Every time I learn something new about our working memory I’m getting more fascinated by it. There are links between how good or bad our working memory works and how much we learn, depression,…
This new study is no exception, although the results are quite logic: differences in an individual’s working memory capacity correlate with the brain’s ability to actively ignore distraction. Geake (2009) compared our working memory with a spam filter, and we all know what happens when spam filters fail… Oh, maybe important to know, the n (= the amount of participants) = 48.
Why is this study significant?
Humans can remember the features of three or four visual objects for short periods of time. Individual differences in this working memory capacity, which accurately predict fluid intelligence and performance in numerous cognitive tasks, have been hypothesized to reflect variations in attentional processes that govern access to the memory system. However, the specific attention mechanism that differentiates high- and low-capacity individuals is unknown. Here, we show that differences in working memory capacity are specifically related to distractor-suppression activity in visual cortex. Our electrophysiological measures reveal that although high-capacity individuals are able to actively suppress distractors, low-capacity individuals cannot suppress them in time to prevent distractors from capturing attention.
I would like to add how important these insights can be for education!
From the press release:
Published this week in the journal PNAS, a research team led by psychology professor John McDonald and doctoral student John Gaspar used EEG technology to determine that while ‘high-capacity’ individuals (those who perform well on memory tasks) are able to suppress distractors, ‘low-capacity’ individuals are unable to suppress them in time to prevent them from grabbing their attention.
“Distraction is a leading cause of injury and death in driving and other high-stakes environments, and has been associated with attentional deficits, so these results have important implications,” says McDonald, who holds a Canada Research Chair in Cognitive Neuroscience.
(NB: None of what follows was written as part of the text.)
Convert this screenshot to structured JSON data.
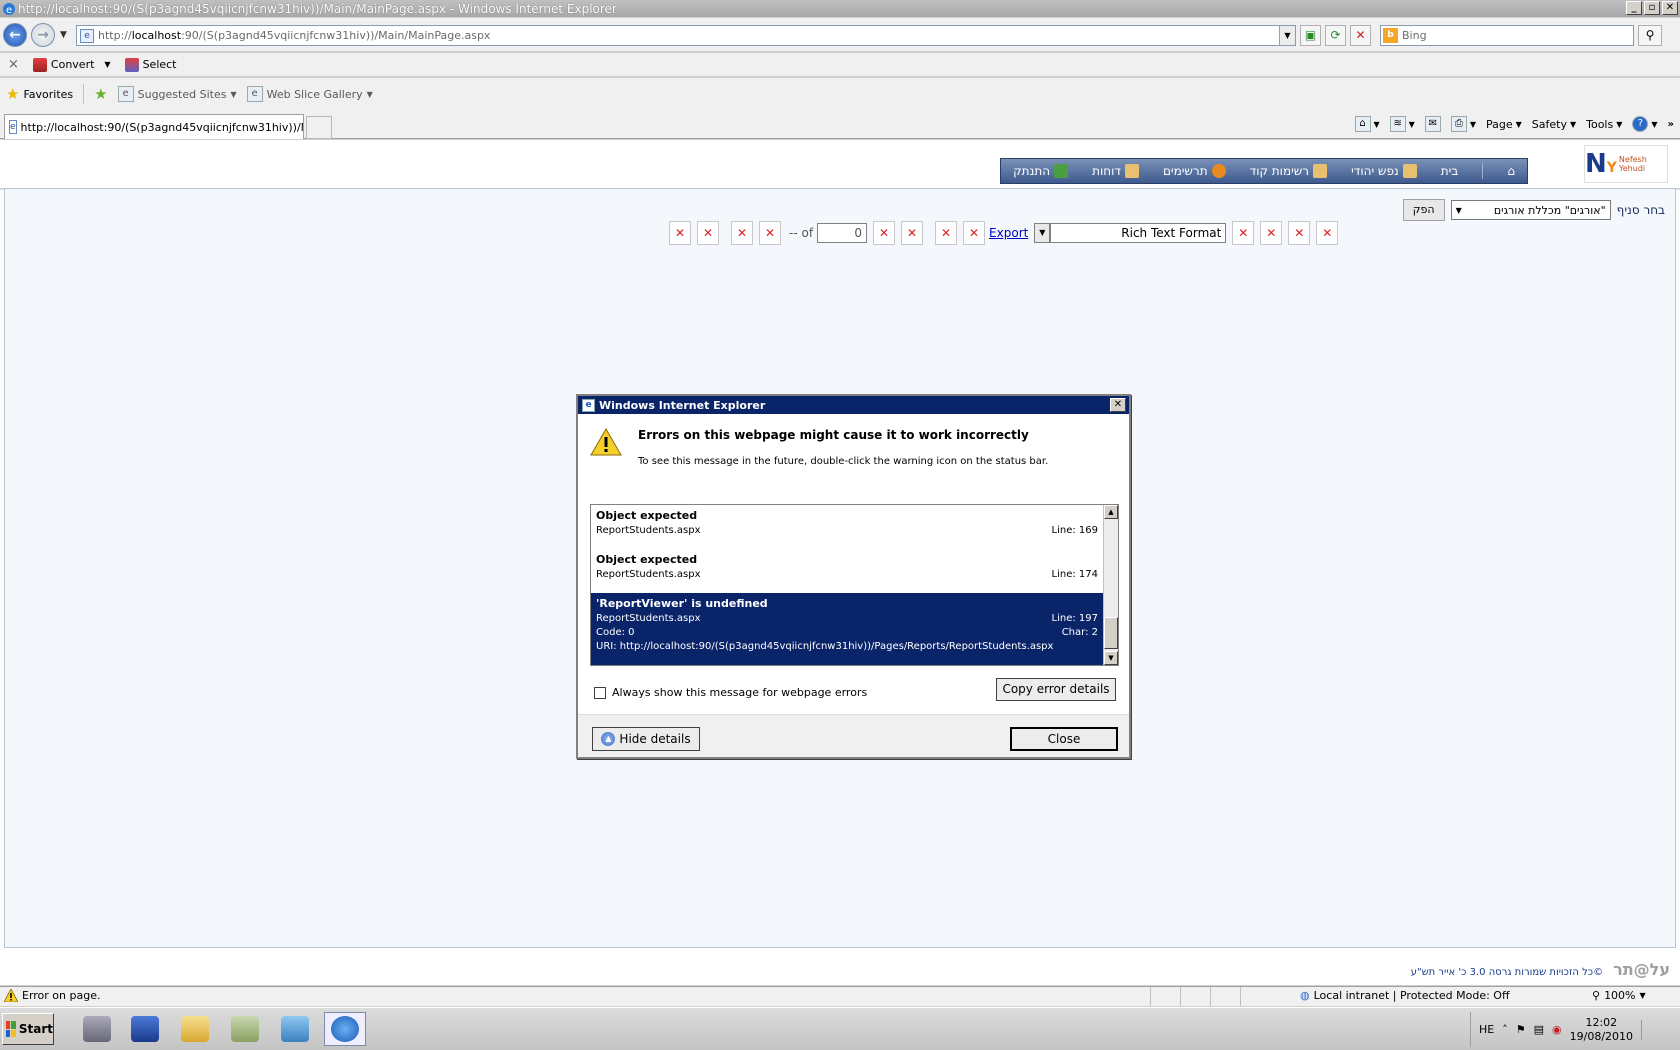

The study is linked to two previous papers in 2009 and 2014 in which McDonald’s research team showed that when people search the visual world for a particular object, the brain has distinct mechanisms for both locking attention onto relevant information and for suppressing irrelevant information.
The study is the first to relate these specific visual-search mechanisms to memory and show that the suppression mechanism is absent in individuals with low memory capacity.
Abstract of the study:
According to contemporary accounts of visual working memory (vWM), the ability to efficiently filter relevant from irrelevant information contributes to an individual’s overall vWM capacity. Although there is mounting evidence for this hypothesis, very little is known about the precise filtering mechanism responsible for controlling access to vWM and for differentiating low- and high-capacity individuals. Theoretically, the inefficient filtering observed in low-capacity individuals might be specifically linked to problems enhancing relevant items, suppressing irrelevant items, or both. To find out, we recorded neurophysiological activity associated with attentional selection and active suppression during a competitive visual search task. We show that high-capacity individuals actively suppress salient distractors, whereas low-capacity individuals are unable to suppress salient distractors in time to prevent those items from capturing attention. These results demonstrate that individual differences in vWM capacity are associated with the timing of a specific attentional control operation that suppresses processing of salient but irrelevant visual objects and restricts their access to higher stages of visual processing.